Please reproduce the entries that follow without a single difference.

[Data about app and page elements]
════════════════════

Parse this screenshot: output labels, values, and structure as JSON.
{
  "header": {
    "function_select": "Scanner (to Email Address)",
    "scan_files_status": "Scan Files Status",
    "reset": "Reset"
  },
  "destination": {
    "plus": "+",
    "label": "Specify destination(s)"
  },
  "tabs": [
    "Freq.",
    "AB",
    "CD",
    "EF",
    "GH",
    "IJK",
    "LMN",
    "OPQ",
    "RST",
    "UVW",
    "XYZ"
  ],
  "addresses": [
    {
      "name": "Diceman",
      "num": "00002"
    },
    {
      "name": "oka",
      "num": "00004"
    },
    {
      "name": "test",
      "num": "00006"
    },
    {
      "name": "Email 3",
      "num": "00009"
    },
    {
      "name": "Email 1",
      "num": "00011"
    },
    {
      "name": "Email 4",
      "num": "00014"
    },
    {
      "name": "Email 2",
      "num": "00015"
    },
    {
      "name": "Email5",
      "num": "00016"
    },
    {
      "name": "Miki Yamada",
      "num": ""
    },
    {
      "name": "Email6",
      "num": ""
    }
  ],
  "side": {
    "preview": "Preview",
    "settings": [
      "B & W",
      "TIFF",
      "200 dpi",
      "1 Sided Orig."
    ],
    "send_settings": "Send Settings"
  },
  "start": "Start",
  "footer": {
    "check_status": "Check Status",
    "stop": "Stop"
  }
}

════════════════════

● **Answer to this problem**:
Parse this screenshot: output labels, values, and structure as JSON.
{
  "header": {
    "function_select": "Scanner (to Email Address)",
    "scan_files_status": "Scan Files Status",
    "reset": "Reset"
  },
  "destination": {
    "plus": "+",
    "label": "Specify destination(s)"
  },
  "tabs": [
    "Freq.",
    "AB",
    "CD",
    "EF",
    "GH",
    "IJK",
    "LMN",
    "OPQ",
    "RST",
    "UVW",
    "XYZ"
  ],
  "addresses": [
    {
      "name": "Diceman",
      "num": "00002"
    },
    {
      "name": "oka",
      "num": "00004"
    },
    {
      "name": "test",
      "num": "00006"
    },
    {
      "name": "Email 3",
      "num": "00009"
    },
    {
      "name": "Email 1",
      "num": "00011"
    },
    {
      "name": "Email 4",
      "num": "00014"
    },
    {
      "name": "Email 2",
      "num": "00015"
    },
    {
      "name": "Email5",
      "num": "00016"
    },
    {
      "name": "Miki Yamada",
      "num": ""
    },
    {
      "name": "Email6",
      "num": ""
    }
  ],
  "side": {
    "preview": "Preview",
    "settings": [
      "B & W",
      "TIFF",
      "200 dpi",
      "1 Sided Orig."
    ],
    "send_settings": "Send Settings"
  },
  "start": "Start",
  "footer": {
    "check_status": "Check Status",
    "stop": "Stop"
  }
}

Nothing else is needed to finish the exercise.